Within the entries that follow, show each line where the word "this" occurs.
*** Opening of WORKING DATA ***
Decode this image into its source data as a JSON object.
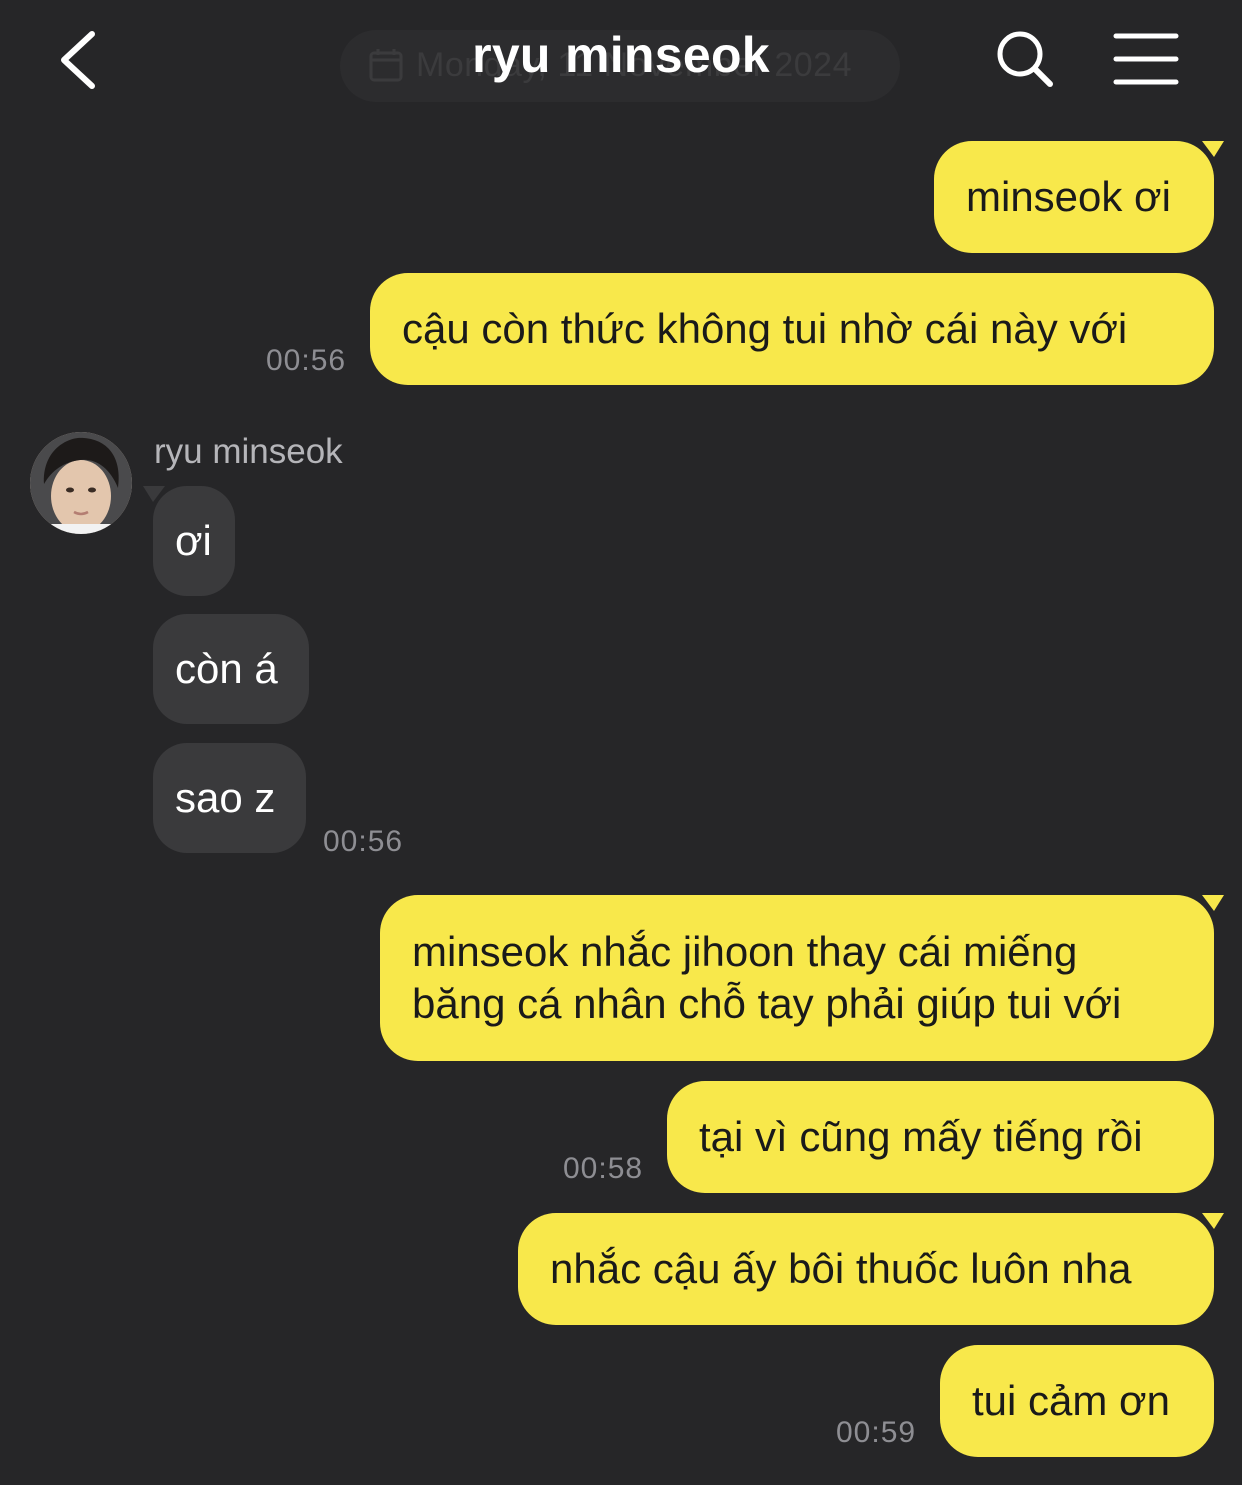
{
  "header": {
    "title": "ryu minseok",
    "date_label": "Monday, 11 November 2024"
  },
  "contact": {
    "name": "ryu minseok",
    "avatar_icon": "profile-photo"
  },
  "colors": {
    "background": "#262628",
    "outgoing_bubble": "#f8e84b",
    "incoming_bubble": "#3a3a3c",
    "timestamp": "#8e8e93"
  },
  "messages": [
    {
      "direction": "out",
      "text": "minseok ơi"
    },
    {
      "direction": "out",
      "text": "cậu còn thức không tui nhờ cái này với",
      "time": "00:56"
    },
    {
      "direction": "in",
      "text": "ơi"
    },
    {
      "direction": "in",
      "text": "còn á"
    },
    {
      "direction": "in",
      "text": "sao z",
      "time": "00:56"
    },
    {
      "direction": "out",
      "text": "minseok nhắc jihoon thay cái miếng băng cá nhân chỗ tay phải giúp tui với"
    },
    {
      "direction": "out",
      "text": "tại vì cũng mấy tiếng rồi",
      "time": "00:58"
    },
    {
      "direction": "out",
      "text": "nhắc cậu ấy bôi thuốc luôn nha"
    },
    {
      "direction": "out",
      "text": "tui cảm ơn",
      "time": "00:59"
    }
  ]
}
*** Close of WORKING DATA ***
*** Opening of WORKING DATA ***
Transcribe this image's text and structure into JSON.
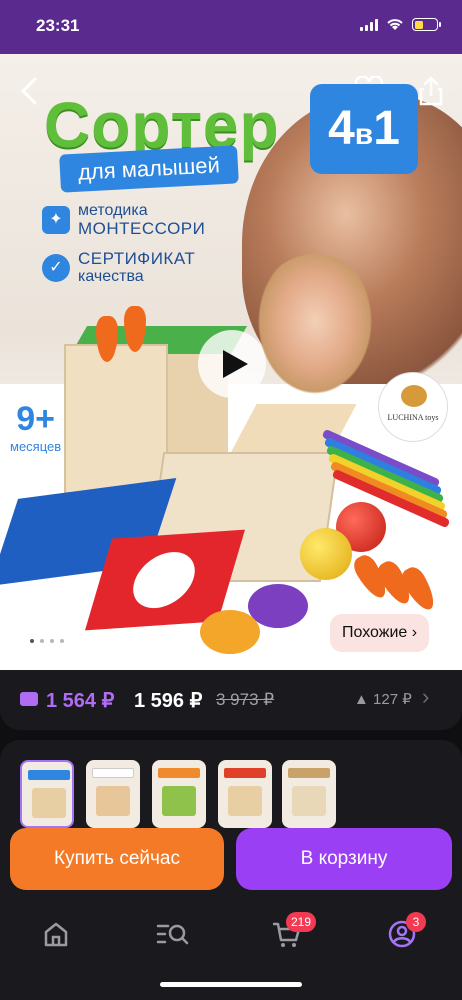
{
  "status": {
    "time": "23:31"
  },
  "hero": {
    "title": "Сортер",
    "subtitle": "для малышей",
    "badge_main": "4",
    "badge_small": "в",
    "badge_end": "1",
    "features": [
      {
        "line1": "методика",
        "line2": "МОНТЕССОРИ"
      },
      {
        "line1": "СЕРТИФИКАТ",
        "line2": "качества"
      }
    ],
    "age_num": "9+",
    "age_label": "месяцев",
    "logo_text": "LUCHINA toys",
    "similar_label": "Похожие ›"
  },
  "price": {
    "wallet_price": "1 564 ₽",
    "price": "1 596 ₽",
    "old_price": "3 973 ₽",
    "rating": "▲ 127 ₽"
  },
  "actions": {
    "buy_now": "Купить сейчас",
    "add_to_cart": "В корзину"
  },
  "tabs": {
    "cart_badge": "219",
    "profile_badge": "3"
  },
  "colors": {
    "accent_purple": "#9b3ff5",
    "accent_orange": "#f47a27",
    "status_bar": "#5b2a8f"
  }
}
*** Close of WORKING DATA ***
## [EXERCISE RESPONSE]
Decode this image into its source data as a JSON object.
Transcribe this image's text and structure into JSON.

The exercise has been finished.